(Records drawn from a dataset)
----------

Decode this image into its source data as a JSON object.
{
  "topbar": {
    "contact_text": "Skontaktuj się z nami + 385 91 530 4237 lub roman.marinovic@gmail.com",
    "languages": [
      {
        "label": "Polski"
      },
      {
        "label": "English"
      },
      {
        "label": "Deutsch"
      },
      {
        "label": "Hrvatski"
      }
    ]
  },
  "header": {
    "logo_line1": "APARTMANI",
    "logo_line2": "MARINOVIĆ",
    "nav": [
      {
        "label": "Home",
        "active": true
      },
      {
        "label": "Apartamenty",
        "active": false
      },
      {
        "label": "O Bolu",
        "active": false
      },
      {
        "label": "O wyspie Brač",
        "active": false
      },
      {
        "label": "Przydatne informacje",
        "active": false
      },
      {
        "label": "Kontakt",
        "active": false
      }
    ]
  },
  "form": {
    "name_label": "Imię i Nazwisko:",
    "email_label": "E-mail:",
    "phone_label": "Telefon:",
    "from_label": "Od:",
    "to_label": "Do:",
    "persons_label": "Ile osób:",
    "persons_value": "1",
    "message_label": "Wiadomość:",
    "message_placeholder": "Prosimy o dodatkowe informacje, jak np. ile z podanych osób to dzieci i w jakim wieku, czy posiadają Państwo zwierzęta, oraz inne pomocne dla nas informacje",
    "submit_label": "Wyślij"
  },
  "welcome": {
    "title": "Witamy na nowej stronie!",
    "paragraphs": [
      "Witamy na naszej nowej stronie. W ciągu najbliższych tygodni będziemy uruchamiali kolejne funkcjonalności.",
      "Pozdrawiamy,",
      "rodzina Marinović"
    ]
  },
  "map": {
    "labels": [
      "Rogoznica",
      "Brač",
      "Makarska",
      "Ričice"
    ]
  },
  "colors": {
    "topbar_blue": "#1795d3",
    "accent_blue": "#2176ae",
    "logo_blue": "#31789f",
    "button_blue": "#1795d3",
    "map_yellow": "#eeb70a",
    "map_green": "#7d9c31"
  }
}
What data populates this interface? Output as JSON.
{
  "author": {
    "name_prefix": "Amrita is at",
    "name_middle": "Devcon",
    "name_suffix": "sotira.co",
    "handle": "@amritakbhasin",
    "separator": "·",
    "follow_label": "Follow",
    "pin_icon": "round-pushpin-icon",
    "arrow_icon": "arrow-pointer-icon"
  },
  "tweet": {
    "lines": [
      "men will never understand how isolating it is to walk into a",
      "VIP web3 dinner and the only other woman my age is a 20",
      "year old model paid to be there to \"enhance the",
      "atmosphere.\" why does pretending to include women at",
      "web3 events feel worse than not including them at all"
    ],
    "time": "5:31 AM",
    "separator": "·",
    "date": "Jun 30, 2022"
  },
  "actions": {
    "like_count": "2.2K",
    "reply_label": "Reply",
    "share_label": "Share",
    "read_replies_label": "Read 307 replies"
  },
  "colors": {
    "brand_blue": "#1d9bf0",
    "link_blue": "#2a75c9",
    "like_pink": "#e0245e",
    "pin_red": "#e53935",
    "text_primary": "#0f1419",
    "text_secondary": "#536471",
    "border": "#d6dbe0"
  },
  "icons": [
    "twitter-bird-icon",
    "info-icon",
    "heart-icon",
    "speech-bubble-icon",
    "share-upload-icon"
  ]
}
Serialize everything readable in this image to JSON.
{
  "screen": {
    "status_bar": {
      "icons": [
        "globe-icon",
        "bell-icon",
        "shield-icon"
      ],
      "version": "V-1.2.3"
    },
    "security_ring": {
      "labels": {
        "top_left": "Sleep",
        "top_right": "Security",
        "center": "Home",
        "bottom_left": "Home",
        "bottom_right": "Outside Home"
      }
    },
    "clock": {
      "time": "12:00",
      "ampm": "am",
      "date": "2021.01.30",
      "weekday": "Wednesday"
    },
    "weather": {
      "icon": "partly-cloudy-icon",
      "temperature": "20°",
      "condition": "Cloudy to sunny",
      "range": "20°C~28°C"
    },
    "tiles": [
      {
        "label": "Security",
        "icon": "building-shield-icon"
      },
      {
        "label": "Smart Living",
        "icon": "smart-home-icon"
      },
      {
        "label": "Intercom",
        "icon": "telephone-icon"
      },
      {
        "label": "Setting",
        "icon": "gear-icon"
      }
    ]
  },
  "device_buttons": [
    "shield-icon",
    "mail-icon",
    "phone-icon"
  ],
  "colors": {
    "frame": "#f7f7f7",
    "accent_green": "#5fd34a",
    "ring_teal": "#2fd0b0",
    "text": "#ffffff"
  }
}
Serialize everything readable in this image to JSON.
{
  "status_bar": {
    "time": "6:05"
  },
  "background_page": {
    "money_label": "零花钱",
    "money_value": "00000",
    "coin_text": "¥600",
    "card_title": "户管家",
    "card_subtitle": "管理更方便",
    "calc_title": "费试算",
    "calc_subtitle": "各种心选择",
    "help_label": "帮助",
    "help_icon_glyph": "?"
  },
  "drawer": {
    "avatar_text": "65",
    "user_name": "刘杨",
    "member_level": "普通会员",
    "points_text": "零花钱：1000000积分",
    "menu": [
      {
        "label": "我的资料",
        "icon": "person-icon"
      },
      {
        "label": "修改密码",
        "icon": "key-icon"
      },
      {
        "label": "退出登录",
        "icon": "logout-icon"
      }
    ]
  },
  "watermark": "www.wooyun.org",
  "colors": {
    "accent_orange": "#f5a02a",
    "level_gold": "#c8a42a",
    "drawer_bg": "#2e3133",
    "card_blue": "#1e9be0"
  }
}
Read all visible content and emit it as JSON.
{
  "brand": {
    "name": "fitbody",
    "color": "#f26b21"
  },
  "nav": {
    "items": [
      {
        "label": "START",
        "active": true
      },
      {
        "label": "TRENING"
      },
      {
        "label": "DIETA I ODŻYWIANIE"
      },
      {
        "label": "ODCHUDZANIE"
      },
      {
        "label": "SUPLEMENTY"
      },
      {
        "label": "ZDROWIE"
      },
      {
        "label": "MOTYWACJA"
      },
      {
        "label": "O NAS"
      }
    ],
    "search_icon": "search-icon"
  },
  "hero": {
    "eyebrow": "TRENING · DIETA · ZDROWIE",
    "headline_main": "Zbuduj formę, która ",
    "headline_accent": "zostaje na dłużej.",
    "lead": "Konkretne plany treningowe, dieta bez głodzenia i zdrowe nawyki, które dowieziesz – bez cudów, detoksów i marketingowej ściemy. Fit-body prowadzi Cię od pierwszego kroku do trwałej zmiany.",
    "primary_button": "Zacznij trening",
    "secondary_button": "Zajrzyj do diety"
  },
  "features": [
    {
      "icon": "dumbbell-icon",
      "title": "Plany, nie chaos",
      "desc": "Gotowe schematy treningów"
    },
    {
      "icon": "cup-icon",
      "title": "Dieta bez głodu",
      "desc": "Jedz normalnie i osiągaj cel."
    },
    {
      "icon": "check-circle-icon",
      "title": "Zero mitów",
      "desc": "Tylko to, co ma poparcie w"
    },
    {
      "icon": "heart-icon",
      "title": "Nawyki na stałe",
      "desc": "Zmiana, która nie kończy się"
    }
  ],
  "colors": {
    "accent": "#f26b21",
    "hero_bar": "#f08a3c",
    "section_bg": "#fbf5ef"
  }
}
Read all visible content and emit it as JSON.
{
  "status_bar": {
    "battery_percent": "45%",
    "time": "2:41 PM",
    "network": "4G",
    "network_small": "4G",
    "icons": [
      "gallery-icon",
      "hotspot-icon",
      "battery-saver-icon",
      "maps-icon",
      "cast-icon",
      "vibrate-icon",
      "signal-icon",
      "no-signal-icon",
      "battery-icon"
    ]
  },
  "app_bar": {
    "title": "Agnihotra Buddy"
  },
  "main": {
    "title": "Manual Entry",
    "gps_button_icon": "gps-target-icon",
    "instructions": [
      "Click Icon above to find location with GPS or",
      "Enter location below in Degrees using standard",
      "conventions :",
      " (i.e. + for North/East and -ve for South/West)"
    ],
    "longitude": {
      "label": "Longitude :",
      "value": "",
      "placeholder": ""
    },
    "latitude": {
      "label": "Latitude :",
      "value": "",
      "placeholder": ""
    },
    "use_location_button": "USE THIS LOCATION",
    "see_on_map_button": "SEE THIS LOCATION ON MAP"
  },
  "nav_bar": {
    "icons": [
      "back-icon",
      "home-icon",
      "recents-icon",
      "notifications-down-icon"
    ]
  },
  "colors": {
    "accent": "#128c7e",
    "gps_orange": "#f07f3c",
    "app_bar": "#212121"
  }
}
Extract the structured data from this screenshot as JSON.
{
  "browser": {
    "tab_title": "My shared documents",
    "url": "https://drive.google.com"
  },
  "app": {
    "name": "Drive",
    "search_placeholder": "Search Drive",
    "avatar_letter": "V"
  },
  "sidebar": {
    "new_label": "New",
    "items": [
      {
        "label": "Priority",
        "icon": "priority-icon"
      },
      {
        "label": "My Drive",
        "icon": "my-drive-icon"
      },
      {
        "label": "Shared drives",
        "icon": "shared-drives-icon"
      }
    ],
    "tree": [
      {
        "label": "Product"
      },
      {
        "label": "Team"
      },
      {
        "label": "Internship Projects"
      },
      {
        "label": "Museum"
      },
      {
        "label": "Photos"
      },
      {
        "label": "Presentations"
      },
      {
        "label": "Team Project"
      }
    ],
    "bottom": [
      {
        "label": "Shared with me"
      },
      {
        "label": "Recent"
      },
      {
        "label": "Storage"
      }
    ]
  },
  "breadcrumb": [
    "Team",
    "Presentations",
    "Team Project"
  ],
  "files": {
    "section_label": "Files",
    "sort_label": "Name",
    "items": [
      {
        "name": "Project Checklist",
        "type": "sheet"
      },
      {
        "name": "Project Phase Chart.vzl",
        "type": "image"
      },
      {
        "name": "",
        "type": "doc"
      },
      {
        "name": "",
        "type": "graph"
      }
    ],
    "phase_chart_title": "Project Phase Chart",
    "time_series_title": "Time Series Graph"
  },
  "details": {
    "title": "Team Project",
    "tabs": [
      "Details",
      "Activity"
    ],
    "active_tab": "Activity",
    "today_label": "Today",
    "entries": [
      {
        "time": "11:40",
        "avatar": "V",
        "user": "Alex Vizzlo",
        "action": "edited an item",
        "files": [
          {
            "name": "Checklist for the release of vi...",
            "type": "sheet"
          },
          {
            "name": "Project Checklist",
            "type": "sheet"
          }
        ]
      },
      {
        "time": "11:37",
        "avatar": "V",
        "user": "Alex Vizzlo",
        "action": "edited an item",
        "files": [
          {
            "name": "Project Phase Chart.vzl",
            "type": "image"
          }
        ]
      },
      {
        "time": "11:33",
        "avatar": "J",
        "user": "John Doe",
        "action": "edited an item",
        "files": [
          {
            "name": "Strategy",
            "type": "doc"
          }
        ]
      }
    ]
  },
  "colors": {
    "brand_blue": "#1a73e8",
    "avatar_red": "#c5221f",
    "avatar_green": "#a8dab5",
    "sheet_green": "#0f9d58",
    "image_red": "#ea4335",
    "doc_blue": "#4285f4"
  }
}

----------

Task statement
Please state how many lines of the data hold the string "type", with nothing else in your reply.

Exercise result
8